* _ABOUT THIS EXERCISE_:
Nothing in the data may be altered, so output all of it exactly.

Page and application data records:
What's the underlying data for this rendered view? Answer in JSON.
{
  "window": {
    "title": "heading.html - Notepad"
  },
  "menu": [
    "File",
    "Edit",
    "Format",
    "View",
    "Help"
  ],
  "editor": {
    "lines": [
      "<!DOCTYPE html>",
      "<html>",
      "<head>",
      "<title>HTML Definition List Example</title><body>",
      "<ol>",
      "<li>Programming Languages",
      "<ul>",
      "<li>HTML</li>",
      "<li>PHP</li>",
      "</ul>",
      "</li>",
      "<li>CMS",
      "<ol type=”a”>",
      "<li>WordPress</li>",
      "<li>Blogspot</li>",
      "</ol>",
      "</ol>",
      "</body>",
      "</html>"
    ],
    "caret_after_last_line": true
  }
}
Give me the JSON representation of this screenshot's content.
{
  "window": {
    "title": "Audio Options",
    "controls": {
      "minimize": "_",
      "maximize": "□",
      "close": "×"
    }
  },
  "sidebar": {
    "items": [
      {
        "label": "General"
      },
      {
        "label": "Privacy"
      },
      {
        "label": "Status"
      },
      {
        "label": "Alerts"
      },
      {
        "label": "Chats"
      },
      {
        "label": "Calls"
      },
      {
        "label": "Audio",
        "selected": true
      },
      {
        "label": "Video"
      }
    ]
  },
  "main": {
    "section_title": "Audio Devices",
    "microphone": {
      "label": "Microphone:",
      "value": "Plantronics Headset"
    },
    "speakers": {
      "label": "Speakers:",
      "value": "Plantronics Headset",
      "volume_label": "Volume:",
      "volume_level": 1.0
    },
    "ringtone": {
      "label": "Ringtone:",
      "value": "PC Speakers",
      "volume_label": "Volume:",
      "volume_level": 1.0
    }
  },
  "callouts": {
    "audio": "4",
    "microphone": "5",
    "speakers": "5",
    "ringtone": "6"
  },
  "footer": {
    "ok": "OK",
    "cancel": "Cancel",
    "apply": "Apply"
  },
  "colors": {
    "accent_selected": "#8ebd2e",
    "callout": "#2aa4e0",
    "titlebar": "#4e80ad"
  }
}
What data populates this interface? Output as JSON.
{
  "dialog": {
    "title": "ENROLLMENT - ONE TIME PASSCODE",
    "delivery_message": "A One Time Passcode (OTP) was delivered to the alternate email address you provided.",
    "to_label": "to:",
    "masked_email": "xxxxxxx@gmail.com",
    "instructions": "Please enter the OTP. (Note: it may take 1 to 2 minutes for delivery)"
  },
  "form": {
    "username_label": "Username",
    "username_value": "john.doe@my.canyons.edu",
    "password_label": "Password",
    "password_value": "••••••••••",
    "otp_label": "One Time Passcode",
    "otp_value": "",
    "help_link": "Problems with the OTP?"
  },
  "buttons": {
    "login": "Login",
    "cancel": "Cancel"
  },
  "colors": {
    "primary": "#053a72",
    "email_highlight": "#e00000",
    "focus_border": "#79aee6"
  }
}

* _RESULT BELOW_:
What's the underlying data for this rendered view? Answer in JSON.
{
  "window": {
    "title": "heading.html - Notepad"
  },
  "menu": [
    "File",
    "Edit",
    "Format",
    "View",
    "Help"
  ],
  "editor": {
    "lines": [
      "<!DOCTYPE html>",
      "<html>",
      "<head>",
      "<title>HTML Definition List Example</title><body>",
      "<ol>",
      "<li>Programming Languages",
      "<ul>",
      "<li>HTML</li>",
      "<li>PHP</li>",
      "</ul>",
      "</li>",
      "<li>CMS",
      "<ol type=”a”>",
      "<li>WordPress</li>",
      "<li>Blogspot</li>",
      "</ol>",
      "</ol>",
      "</body>",
      "</html>"
    ],
    "caret_after_last_line": true
  }
}
Give me the JSON representation of this screenshot's content.
{
  "window": {
    "title": "Audio Options",
    "controls": {
      "minimize": "_",
      "maximize": "□",
      "close": "×"
    }
  },
  "sidebar": {
    "items": [
      {
        "label": "General"
      },
      {
        "label": "Privacy"
      },
      {
        "label": "Status"
      },
      {
        "label": "Alerts"
      },
      {
        "label": "Chats"
      },
      {
        "label": "Calls"
      },
      {
        "label": "Audio",
        "selected": true
      },
      {
        "label": "Video"
      }
    ]
  },
  "main": {
    "section_title": "Audio Devices",
    "microphone": {
      "label": "Microphone:",
      "value": "Plantronics Headset"
    },
    "speakers": {
      "label": "Speakers:",
      "value": "Plantronics Headset",
      "volume_label": "Volume:",
      "volume_level": 1.0
    },
    "ringtone": {
      "label": "Ringtone:",
      "value": "PC Speakers",
      "volume_label": "Volume:",
      "volume_level": 1.0
    }
  },
  "callouts": {
    "audio": "4",
    "microphone": "5",
    "speakers": "5",
    "ringtone": "6"
  },
  "footer": {
    "ok": "OK",
    "cancel": "Cancel",
    "apply": "Apply"
  },
  "colors": {
    "accent_selected": "#8ebd2e",
    "callout": "#2aa4e0",
    "titlebar": "#4e80ad"
  }
}
What data populates this interface? Output as JSON.
{
  "dialog": {
    "title": "ENROLLMENT - ONE TIME PASSCODE",
    "delivery_message": "A One Time Passcode (OTP) was delivered to the alternate email address you provided.",
    "to_label": "to:",
    "masked_email": "xxxxxxx@gmail.com",
    "instructions": "Please enter the OTP. (Note: it may take 1 to 2 minutes for delivery)"
  },
  "form": {
    "username_label": "Username",
    "username_value": "john.doe@my.canyons.edu",
    "password_label": "Password",
    "password_value": "••••••••••",
    "otp_label": "One Time Passcode",
    "otp_value": "",
    "help_link": "Problems with the OTP?"
  },
  "buttons": {
    "login": "Login",
    "cancel": "Cancel"
  },
  "colors": {
    "primary": "#053a72",
    "email_highlight": "#e00000",
    "focus_border": "#79aee6"
  }
}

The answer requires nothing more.